Directions for this task — The output should be all lines of the entries below in which the word "label" occurs.

[Records contained in a dataset]

=== Section Start ===

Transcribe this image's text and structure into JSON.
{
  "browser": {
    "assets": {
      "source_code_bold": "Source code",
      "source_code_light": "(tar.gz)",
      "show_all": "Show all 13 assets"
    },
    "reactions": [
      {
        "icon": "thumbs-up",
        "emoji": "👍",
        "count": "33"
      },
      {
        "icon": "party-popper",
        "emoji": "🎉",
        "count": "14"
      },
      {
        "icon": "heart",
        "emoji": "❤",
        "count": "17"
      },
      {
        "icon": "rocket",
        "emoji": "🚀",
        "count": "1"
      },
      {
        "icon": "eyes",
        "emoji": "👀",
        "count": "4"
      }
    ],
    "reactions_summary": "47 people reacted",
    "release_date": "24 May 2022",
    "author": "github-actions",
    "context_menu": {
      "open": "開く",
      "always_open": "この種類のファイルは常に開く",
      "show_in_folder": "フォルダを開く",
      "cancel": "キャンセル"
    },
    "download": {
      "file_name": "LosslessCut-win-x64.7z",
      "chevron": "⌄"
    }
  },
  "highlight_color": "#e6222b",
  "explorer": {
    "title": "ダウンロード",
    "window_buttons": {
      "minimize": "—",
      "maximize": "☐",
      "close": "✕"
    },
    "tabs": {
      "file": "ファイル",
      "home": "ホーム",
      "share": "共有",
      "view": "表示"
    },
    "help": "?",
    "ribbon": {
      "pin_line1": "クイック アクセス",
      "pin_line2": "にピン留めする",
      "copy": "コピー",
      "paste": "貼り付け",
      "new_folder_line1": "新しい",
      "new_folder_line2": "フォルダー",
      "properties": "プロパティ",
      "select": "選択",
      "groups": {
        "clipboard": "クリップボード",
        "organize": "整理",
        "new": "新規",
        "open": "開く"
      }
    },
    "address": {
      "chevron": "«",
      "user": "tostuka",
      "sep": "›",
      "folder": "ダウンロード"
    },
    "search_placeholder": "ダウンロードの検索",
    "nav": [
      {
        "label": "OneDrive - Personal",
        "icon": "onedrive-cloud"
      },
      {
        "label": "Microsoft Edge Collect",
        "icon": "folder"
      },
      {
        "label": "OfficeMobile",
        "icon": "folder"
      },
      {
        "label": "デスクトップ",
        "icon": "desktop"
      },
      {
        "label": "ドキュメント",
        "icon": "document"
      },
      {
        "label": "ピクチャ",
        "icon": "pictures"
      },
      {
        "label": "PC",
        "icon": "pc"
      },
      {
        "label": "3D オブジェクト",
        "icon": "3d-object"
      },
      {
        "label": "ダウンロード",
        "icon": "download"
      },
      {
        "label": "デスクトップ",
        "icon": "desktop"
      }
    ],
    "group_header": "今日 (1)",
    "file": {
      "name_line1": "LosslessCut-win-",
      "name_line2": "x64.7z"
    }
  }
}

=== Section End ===

Your response —
        "label": "OneDrive - Personal",
        "label": "Microsoft Edge Collect",
        "label": "OfficeMobile",
        "label": "デスクトップ",
        "label": "ドキュメント",
        "label": "ピクチャ",
        "label": "PC",
        "label": "3D オブジェクト",
        "label": "ダウンロード",
        "label": "デスクトップ",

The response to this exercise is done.